Amateur author Michael Pearman’s publication details his 96-year-old father Edric’s ‘escapades’ from a young boy in St George’s to his experiences serving in the Royal Navy in World War II. It’s is called ‘Socci’, his father’s nickname, which he earned as a youngster in the east end.

Pearman senior, who served as a PO Coxswain during the conflict in the 1940's, has retained a razor-sharp memory that ensures the book, which took a year to complete, does not miss a beat. And the two men were happy to sign copies, share memories and meet long-lost friends in the process of publicizing their book in Hamilton.

“It’s gone pretty good,” said Edric Pearman. “We were driven inside because of the rain but we’ve done pretty good!

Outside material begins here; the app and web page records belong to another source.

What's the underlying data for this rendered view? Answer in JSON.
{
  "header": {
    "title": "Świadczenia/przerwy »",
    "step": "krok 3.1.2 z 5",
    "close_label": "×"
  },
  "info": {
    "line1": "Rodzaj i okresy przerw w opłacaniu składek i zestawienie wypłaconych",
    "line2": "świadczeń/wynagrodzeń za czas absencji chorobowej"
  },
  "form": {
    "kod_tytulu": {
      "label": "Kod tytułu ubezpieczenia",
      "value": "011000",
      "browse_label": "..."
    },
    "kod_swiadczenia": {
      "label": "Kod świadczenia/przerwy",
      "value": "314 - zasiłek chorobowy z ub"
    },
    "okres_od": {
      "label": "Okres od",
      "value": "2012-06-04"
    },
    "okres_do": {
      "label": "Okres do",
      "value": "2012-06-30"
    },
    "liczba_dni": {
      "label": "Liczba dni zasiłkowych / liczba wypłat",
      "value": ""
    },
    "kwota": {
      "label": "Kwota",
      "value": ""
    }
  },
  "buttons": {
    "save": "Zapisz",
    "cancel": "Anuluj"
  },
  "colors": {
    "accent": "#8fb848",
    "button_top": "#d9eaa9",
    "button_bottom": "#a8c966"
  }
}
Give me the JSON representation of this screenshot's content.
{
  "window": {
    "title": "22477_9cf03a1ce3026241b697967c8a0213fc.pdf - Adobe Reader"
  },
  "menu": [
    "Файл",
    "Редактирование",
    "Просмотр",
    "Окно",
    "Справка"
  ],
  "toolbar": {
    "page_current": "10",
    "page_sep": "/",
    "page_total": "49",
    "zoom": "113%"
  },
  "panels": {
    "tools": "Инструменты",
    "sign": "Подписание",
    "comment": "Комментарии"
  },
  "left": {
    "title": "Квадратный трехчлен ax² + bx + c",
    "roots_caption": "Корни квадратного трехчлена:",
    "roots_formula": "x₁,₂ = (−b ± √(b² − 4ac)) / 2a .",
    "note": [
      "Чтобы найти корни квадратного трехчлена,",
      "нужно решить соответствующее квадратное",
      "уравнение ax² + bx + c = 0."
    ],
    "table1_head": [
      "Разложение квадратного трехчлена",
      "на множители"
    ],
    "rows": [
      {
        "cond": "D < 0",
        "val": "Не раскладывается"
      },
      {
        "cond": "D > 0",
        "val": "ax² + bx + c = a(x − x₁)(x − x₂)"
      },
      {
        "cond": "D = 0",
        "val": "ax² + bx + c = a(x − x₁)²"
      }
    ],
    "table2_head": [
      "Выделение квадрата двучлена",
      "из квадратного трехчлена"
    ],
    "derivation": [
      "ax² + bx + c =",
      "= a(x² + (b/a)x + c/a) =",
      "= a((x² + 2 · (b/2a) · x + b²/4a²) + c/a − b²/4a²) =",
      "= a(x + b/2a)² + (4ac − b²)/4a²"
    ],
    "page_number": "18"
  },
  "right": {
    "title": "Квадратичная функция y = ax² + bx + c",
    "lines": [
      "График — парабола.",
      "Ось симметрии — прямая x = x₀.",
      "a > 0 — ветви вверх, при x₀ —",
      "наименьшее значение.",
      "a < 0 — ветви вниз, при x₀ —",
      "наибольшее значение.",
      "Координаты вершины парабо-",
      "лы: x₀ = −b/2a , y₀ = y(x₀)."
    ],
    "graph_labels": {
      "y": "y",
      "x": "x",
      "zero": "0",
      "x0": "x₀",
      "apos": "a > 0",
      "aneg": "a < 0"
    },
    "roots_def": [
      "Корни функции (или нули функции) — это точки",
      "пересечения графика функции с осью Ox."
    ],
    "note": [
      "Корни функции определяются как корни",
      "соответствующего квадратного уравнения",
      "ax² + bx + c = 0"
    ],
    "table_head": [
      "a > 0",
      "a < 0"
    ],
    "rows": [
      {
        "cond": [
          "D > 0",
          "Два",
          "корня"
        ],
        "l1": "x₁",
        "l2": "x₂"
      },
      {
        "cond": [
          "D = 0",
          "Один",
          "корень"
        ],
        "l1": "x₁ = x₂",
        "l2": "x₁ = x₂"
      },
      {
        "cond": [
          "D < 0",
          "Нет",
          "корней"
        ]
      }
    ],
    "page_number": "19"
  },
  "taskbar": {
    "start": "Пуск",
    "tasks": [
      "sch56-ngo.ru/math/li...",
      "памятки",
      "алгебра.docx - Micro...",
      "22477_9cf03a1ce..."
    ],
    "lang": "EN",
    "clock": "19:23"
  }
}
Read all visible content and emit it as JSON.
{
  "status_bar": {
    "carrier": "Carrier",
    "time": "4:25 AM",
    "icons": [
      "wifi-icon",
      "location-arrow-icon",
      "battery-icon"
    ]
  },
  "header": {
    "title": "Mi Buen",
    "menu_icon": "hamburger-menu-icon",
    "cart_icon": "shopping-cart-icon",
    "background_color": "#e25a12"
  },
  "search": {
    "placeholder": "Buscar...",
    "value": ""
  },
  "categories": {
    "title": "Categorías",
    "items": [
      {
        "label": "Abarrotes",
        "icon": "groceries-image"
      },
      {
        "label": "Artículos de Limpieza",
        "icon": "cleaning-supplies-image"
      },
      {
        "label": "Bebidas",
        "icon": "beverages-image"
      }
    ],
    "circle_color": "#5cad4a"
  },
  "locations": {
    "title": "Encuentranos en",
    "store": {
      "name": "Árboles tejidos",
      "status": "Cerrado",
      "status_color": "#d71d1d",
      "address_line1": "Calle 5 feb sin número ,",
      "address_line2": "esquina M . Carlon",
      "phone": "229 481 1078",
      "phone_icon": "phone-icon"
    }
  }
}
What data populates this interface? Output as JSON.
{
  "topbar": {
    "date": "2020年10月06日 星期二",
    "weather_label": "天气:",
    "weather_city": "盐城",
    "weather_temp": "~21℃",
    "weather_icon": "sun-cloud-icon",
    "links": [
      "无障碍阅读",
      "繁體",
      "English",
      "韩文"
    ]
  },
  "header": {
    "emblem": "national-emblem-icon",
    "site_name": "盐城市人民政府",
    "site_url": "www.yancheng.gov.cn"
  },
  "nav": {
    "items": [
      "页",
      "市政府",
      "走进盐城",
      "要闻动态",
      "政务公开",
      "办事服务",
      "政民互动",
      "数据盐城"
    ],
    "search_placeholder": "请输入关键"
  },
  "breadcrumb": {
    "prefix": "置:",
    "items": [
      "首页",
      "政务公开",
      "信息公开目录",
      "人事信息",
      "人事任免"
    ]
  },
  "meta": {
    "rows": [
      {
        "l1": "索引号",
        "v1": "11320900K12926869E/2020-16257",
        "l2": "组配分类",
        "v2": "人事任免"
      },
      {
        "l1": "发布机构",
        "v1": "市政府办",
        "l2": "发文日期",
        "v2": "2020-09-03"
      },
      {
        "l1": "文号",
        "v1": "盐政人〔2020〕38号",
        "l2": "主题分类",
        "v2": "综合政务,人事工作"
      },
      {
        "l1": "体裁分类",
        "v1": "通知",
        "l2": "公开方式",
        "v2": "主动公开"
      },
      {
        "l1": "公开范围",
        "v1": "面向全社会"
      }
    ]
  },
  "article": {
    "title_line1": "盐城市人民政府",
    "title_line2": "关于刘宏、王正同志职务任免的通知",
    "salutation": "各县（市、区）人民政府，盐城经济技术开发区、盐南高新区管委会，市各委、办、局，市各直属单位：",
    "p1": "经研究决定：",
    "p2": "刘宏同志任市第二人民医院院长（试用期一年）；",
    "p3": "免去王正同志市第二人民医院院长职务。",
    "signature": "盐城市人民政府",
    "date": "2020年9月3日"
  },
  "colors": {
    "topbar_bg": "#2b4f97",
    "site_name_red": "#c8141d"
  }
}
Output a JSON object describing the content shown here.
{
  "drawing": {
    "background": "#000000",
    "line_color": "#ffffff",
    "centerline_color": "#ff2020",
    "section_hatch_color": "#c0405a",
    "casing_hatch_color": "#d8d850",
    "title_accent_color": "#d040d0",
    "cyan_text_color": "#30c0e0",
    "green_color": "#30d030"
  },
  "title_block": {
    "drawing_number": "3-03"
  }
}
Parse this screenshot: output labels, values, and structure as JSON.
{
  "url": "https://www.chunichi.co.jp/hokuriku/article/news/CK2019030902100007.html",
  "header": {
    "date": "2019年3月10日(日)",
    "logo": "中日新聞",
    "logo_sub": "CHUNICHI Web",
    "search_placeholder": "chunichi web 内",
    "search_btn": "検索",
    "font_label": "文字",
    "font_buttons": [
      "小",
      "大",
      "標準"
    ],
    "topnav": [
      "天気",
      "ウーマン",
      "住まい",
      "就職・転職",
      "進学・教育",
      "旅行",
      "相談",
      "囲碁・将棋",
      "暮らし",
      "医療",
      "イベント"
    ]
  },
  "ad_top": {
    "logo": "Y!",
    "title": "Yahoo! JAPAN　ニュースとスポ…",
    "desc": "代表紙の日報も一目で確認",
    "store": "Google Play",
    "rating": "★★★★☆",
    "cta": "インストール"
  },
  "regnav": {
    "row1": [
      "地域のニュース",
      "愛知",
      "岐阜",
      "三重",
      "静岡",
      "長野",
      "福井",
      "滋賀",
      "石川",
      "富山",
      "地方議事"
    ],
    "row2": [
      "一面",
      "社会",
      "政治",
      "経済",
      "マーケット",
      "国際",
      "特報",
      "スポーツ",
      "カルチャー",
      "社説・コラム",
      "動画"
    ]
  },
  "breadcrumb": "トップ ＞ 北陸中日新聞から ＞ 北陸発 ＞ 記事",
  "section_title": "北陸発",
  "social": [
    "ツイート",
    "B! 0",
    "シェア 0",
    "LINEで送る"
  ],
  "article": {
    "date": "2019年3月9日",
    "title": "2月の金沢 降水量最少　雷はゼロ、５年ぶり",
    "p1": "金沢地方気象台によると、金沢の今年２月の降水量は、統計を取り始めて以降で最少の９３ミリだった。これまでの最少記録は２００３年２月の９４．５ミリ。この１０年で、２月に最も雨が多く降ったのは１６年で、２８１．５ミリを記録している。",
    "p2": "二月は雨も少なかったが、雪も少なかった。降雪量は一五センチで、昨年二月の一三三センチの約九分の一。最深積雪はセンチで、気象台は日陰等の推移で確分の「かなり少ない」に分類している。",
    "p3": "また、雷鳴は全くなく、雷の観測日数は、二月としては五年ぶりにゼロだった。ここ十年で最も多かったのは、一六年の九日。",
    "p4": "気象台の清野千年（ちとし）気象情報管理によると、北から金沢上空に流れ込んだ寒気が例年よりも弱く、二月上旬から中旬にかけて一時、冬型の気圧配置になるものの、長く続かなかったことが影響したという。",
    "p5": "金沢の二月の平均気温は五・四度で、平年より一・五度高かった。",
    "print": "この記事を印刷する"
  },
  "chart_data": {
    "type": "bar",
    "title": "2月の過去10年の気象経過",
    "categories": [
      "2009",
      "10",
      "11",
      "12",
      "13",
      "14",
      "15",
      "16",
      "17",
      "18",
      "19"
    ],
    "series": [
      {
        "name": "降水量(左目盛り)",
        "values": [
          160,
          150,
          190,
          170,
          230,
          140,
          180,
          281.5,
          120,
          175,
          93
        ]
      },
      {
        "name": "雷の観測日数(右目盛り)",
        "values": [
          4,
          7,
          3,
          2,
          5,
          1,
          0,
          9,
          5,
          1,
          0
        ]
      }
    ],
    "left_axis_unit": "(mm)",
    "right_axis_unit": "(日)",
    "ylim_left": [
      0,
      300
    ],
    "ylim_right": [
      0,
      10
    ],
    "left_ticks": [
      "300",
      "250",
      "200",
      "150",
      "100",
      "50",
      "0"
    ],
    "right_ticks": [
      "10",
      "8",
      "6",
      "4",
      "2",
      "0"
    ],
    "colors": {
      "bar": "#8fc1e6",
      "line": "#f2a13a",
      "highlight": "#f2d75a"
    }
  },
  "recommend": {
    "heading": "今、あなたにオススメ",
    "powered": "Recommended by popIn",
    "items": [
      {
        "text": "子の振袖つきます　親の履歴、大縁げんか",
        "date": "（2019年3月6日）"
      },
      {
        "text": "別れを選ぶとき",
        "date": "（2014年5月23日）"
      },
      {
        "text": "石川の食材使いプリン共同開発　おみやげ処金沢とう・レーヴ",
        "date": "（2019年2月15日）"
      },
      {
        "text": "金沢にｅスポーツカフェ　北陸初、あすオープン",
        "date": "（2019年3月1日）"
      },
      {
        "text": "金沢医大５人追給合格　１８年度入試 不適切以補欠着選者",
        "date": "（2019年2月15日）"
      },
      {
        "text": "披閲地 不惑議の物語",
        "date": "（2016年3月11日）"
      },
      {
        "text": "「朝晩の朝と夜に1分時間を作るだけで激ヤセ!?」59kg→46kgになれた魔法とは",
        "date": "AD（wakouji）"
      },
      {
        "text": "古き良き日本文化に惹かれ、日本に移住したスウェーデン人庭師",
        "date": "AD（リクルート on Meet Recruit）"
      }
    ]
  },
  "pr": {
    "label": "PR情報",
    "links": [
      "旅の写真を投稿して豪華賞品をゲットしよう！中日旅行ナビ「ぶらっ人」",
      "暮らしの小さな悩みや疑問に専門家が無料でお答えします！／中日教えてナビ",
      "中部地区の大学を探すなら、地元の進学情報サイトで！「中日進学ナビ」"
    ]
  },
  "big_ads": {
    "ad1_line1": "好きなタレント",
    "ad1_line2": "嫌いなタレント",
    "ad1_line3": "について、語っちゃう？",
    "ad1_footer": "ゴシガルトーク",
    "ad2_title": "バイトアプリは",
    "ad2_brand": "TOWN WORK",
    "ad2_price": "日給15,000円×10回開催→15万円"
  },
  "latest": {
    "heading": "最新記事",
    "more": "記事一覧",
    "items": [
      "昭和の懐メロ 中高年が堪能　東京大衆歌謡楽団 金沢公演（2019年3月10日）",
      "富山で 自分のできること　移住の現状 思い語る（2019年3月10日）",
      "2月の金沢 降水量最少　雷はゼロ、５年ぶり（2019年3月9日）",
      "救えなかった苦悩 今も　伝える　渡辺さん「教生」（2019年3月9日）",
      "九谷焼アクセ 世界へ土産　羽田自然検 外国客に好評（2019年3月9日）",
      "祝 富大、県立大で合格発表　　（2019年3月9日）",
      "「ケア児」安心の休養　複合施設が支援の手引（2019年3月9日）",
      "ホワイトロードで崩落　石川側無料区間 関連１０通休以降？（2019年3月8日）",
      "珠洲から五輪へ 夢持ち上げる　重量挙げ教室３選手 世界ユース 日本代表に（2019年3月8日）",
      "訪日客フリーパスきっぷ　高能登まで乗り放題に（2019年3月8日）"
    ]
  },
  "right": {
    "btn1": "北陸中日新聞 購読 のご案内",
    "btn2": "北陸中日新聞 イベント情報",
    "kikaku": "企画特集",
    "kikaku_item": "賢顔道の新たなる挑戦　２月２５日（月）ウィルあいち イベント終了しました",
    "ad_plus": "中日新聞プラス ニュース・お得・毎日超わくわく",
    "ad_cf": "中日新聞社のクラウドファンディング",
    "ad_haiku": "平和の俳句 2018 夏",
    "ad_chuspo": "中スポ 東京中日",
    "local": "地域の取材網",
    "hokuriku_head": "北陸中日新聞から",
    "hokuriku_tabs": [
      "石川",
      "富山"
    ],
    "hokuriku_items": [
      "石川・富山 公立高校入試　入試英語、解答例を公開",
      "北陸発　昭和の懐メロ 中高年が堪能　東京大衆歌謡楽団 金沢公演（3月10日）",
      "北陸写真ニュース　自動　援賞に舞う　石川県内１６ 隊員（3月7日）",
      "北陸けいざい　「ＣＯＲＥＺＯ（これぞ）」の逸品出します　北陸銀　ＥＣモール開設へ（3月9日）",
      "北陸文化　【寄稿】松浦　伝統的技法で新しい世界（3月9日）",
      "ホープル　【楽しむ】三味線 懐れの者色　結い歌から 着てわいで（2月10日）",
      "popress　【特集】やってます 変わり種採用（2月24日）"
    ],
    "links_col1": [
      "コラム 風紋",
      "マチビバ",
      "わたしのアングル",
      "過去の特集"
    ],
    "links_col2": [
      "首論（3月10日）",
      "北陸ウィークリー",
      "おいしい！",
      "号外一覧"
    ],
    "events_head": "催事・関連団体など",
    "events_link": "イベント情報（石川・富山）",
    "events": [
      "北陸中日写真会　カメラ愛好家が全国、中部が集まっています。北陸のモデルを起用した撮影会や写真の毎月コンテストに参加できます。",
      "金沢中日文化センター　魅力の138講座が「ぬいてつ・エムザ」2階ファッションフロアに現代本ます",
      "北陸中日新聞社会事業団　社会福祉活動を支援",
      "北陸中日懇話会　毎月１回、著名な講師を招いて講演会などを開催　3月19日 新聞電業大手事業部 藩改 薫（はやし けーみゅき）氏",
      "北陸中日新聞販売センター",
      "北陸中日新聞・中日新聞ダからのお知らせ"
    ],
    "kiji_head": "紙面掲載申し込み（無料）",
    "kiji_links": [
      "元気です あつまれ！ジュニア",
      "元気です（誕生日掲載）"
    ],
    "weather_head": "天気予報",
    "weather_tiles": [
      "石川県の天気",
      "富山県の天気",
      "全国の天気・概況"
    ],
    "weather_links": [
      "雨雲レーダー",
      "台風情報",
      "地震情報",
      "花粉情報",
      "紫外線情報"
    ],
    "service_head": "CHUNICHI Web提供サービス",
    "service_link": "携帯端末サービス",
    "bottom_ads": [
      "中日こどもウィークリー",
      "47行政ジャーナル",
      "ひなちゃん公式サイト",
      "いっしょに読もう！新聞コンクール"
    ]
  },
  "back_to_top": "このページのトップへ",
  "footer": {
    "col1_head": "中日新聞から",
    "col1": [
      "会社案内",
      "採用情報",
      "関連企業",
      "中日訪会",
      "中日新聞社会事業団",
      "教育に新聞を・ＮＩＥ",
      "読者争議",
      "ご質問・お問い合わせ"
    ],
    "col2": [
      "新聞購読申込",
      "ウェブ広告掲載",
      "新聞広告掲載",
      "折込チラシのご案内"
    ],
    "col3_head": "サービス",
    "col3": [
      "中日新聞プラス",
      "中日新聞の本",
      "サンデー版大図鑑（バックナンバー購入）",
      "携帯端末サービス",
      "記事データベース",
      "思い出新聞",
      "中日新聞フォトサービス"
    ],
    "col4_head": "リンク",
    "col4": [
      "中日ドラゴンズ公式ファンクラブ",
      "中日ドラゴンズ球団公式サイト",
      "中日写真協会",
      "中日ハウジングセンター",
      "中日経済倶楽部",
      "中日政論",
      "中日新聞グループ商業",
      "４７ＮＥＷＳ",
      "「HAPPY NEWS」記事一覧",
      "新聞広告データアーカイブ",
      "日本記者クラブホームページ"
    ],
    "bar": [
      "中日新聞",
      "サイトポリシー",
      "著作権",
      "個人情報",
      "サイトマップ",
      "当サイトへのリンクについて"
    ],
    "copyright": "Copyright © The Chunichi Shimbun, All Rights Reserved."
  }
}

“I’ve met a lot of people and some family that I’ve never met before. I’m enjoying myself – I’m 96 and I’m enjoying it!”

He added: “It’s great to be able to talk to people about my life and explain to people about these things that happened years ago – things that wouldn’t happen these days because things are so different. People in those days were more friendly and families mostly stayed together.”

The book has more than 40 illustrations, family genealogy and a map of St George’s as it was during Edric Pearman’s childhood in the 1920's.

The idea of getting the memories down in print grew from regular story-time sessons in the family’s kitchen.

“We used to get the boys and their friends in the kitchen and I would tell them all about my escapades – and the children would be interested. That’s what happened,” said Edric Pearman.

His son Michael hopes people on the island will be inspired by the stories and that it will give people, young and old, a vivid glimpse back into a different era, as well as increasing people’s ‘sense of belonging’.

He said the book has ‘humour, excitement and some sadness’. “He’s led no ordinary life – he got to see the world.”